Dataset records: Begin
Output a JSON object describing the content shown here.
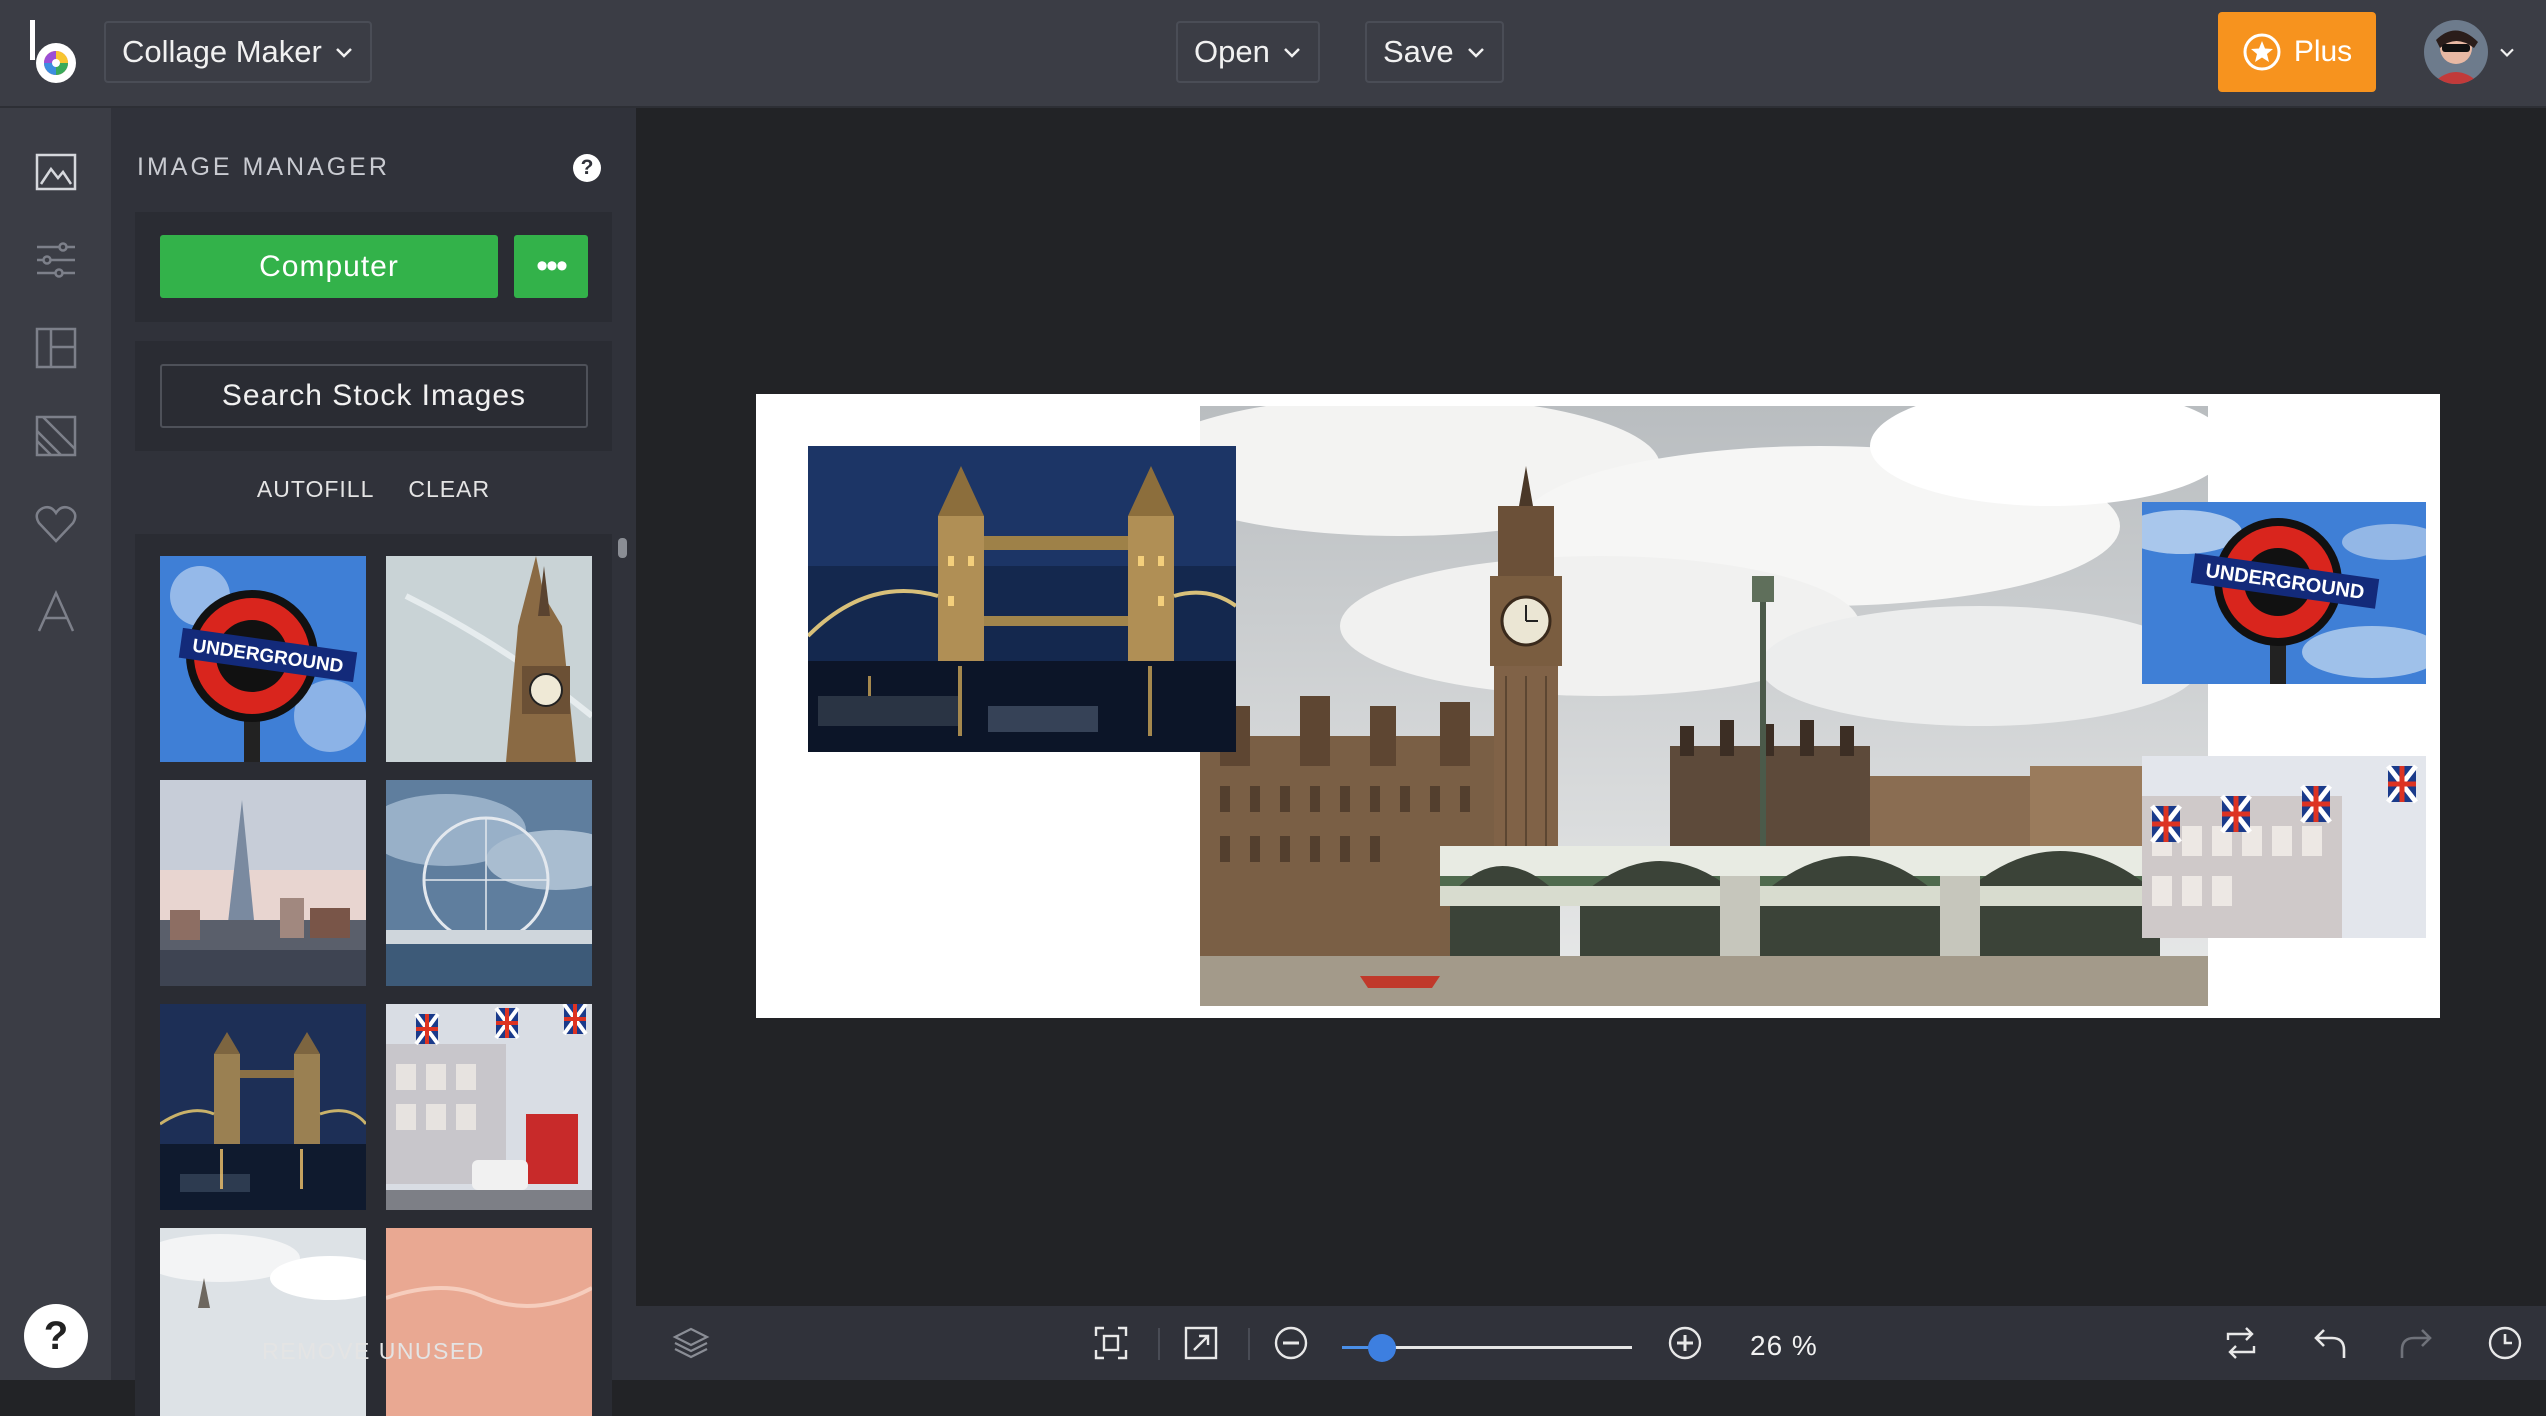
{
  "header": {
    "app_selector": "Collage Maker",
    "open_label": "Open",
    "save_label": "Save",
    "plus_label": "Plus"
  },
  "rail": {
    "icons": [
      "image-icon",
      "sliders-icon",
      "layout-icon",
      "background-icon",
      "heart-icon",
      "text-icon"
    ],
    "help_label": "?"
  },
  "panel": {
    "title": "IMAGE MANAGER",
    "help_label": "?",
    "computer_label": "Computer",
    "more_label": "•••",
    "stock_label": "Search Stock Images",
    "autofill_label": "AUTOFILL",
    "clear_label": "CLEAR",
    "remove_unused_label": "REMOVE UNUSED",
    "thumbnails": [
      "underground-sign",
      "big-ben-tower",
      "london-skyline-shard",
      "london-eye",
      "tower-bridge-night",
      "union-jack-street",
      "clouds-tower",
      "pink-sky"
    ]
  },
  "canvas": {
    "photos": [
      "tower-bridge-night",
      "westminster-big-ben",
      "underground-sign",
      "union-jack-flags"
    ]
  },
  "bottom": {
    "zoom_text": "26 %",
    "zoom_percent": 26
  },
  "colors": {
    "accent_green": "#33b24a",
    "plus_orange": "#f7931e",
    "slider_blue": "#3d7fe0"
  }
}
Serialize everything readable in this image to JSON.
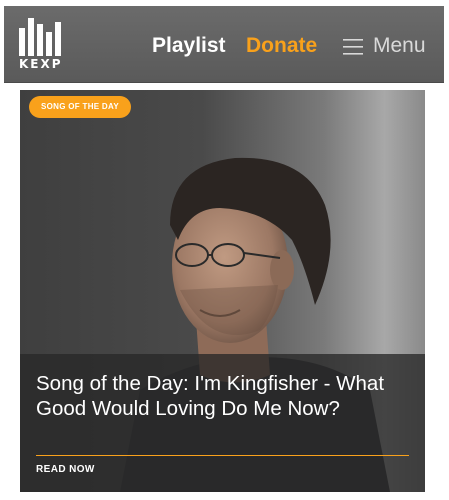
{
  "header": {
    "logo_text": "KEXP",
    "nav": {
      "playlist_label": "Playlist",
      "donate_label": "Donate",
      "menu_label": "Menu"
    },
    "icons": {
      "logo": "kexp-bars-logo",
      "menu": "hamburger-menu-icon"
    }
  },
  "card": {
    "badge": "SONG OF THE DAY",
    "title": "Song of the Day: I'm Kingfisher - What Good Would Loving Do Me Now?",
    "read_more": "READ NOW",
    "image": "portrait-photo"
  },
  "colors": {
    "accent": "#f9a11b",
    "header_bg": "#626262",
    "overlay_bg": "#282828",
    "text_light": "#ffffff"
  }
}
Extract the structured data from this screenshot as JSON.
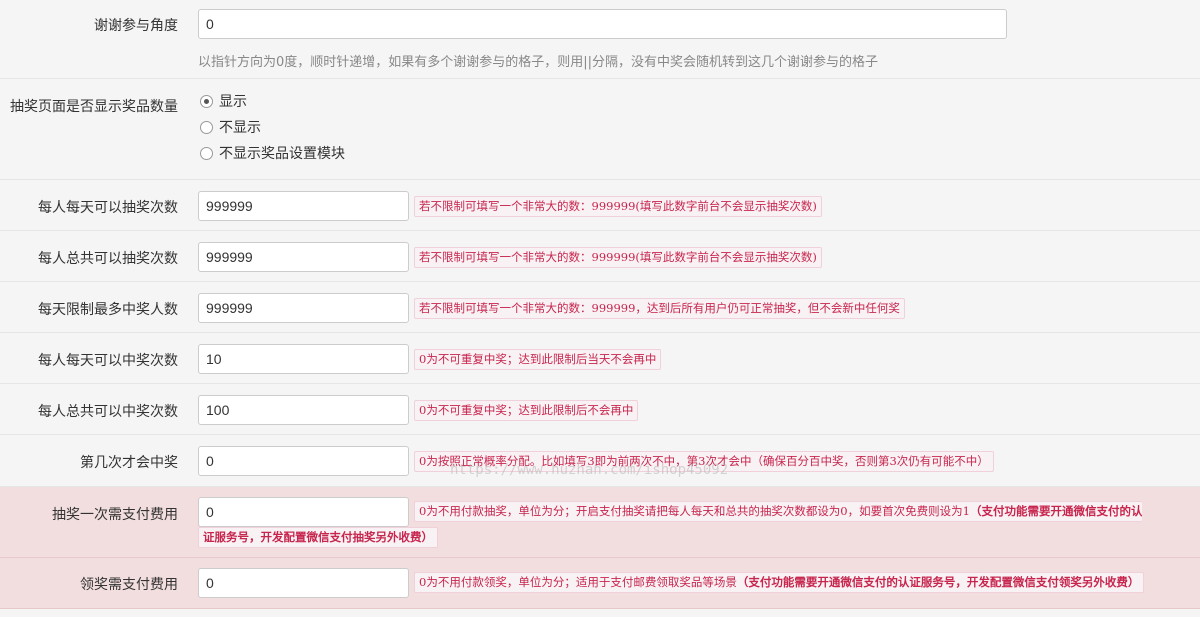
{
  "rows": [
    {
      "label": "谢谢参与角度",
      "value": "0",
      "help": "以指针方向为0度，顺时针递增，如果有多个谢谢参与的格子，则用||分隔，没有中奖会随机转到这几个谢谢参与的格子"
    },
    {
      "label": "抽奖页面是否显示奖品数量",
      "options": [
        "显示",
        "不显示",
        "不显示奖品设置模块"
      ],
      "selected": "显示"
    },
    {
      "label": "每人每天可以抽奖次数",
      "value": "999999",
      "note": "若不限制可填写一个非常大的数：999999(填写此数字前台不会显示抽奖次数)"
    },
    {
      "label": "每人总共可以抽奖次数",
      "value": "999999",
      "note": "若不限制可填写一个非常大的数：999999(填写此数字前台不会显示抽奖次数)"
    },
    {
      "label": "每天限制最多中奖人数",
      "value": "999999",
      "note": "若不限制可填写一个非常大的数：999999，达到后所有用户仍可正常抽奖，但不会新中任何奖"
    },
    {
      "label": "每人每天可以中奖次数",
      "value": "10",
      "note": "0为不可重复中奖；达到此限制后当天不会再中"
    },
    {
      "label": "每人总共可以中奖次数",
      "value": "100",
      "note": "0为不可重复中奖；达到此限制后不会再中"
    },
    {
      "label": "第几次才会中奖",
      "value": "0",
      "note": "0为按照正常概率分配。比如填写3即为前两次不中，第3次才会中（确保百分百中奖，否则第3次仍有可能不中）"
    },
    {
      "label": "抽奖一次需支付费用",
      "value": "0",
      "note_plain": "0为不用付款抽奖，单位为分；开启支付抽奖请把每人每天和总共的抽奖次数都设为0，如要首次免费则设为1",
      "note_bold_1": "（支付功能需要开通微信支付的认",
      "note_bold_2": "证服务号，开发配置微信支付抽奖另外收费）"
    },
    {
      "label": "领奖需支付费用",
      "value": "0",
      "note_plain": "0为不用付款领奖，单位为分；适用于支付邮费领取奖品等场景",
      "note_bold": "（支付功能需要开通微信支付的认证服务号，开发配置微信支付领奖另外收费）"
    }
  ],
  "watermark": "https://www.huzhan.com/ishop45092"
}
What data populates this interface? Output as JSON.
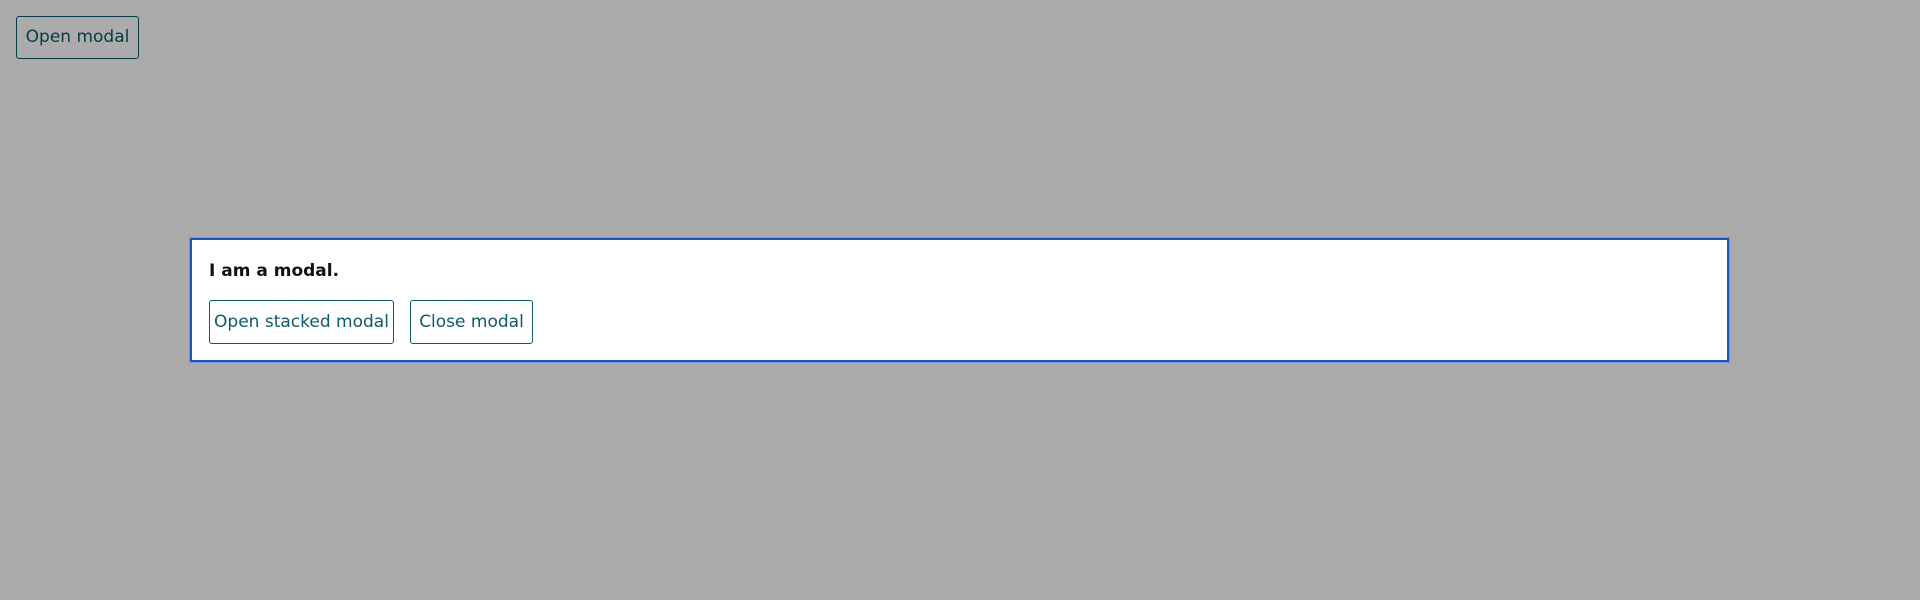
{
  "page": {
    "open_modal_label": "Open modal"
  },
  "modal": {
    "text": "I am a modal.",
    "open_stacked_label": "Open stacked modal",
    "close_label": "Close modal"
  },
  "colors": {
    "button_text": "#0e5a6a",
    "modal_border": "#1a56b8",
    "backdrop": "#a9a9a9"
  }
}
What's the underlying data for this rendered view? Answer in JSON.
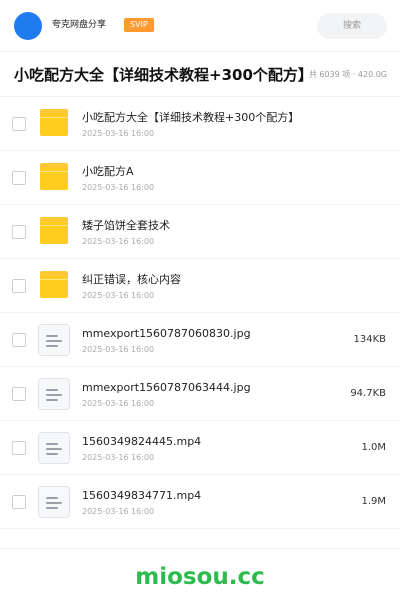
{
  "header": {
    "share_name": "夸克网盘分享",
    "badge": "SVIP",
    "search_placeholder": "搜索",
    "avatar_color": "#1e7bf0",
    "badge_color": "#ff9a2e"
  },
  "folder": {
    "title": "小吃配方大全【详细技术教程+300个配方】",
    "summary": "共 6039 项 · 420.0G"
  },
  "files": [
    {
      "type": "folder",
      "icon": "folder-icon",
      "name": "小吃配方大全【详细技术教程+300个配方】",
      "date": "2025-03-16 16:00",
      "size": ""
    },
    {
      "type": "folder",
      "icon": "folder-icon",
      "name": "小吃配方A",
      "date": "2025-03-16 16:00",
      "size": ""
    },
    {
      "type": "folder",
      "icon": "folder-icon",
      "name": "矮子馅饼全套技术",
      "date": "2025-03-16 16:00",
      "size": ""
    },
    {
      "type": "folder",
      "icon": "folder-icon",
      "name": "纠正错误，核心内容",
      "date": "2025-03-16 16:00",
      "size": ""
    },
    {
      "type": "file",
      "icon": "document-icon",
      "name": "mmexport1560787060830.jpg",
      "date": "2025-03-16 16:00",
      "size": "134KB"
    },
    {
      "type": "file",
      "icon": "document-icon",
      "name": "mmexport1560787063444.jpg",
      "date": "2025-03-16 16:00",
      "size": "94.7KB"
    },
    {
      "type": "file",
      "icon": "document-icon",
      "name": "1560349824445.mp4",
      "date": "2025-03-16 16:00",
      "size": "1.0M"
    },
    {
      "type": "file",
      "icon": "document-icon",
      "name": "1560349834771.mp4",
      "date": "2025-03-16 16:00",
      "size": "1.9M"
    }
  ],
  "footer": {
    "brand": "miosou.cc",
    "brand_color": "#2dbb4e"
  }
}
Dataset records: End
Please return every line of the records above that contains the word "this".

Serialize everything readable in this image to JSON.
Extract the structured data from this screenshot as JSON.
What data populates this interface? Output as JSON.
What's the underlying data for this rendered view? Answer in JSON.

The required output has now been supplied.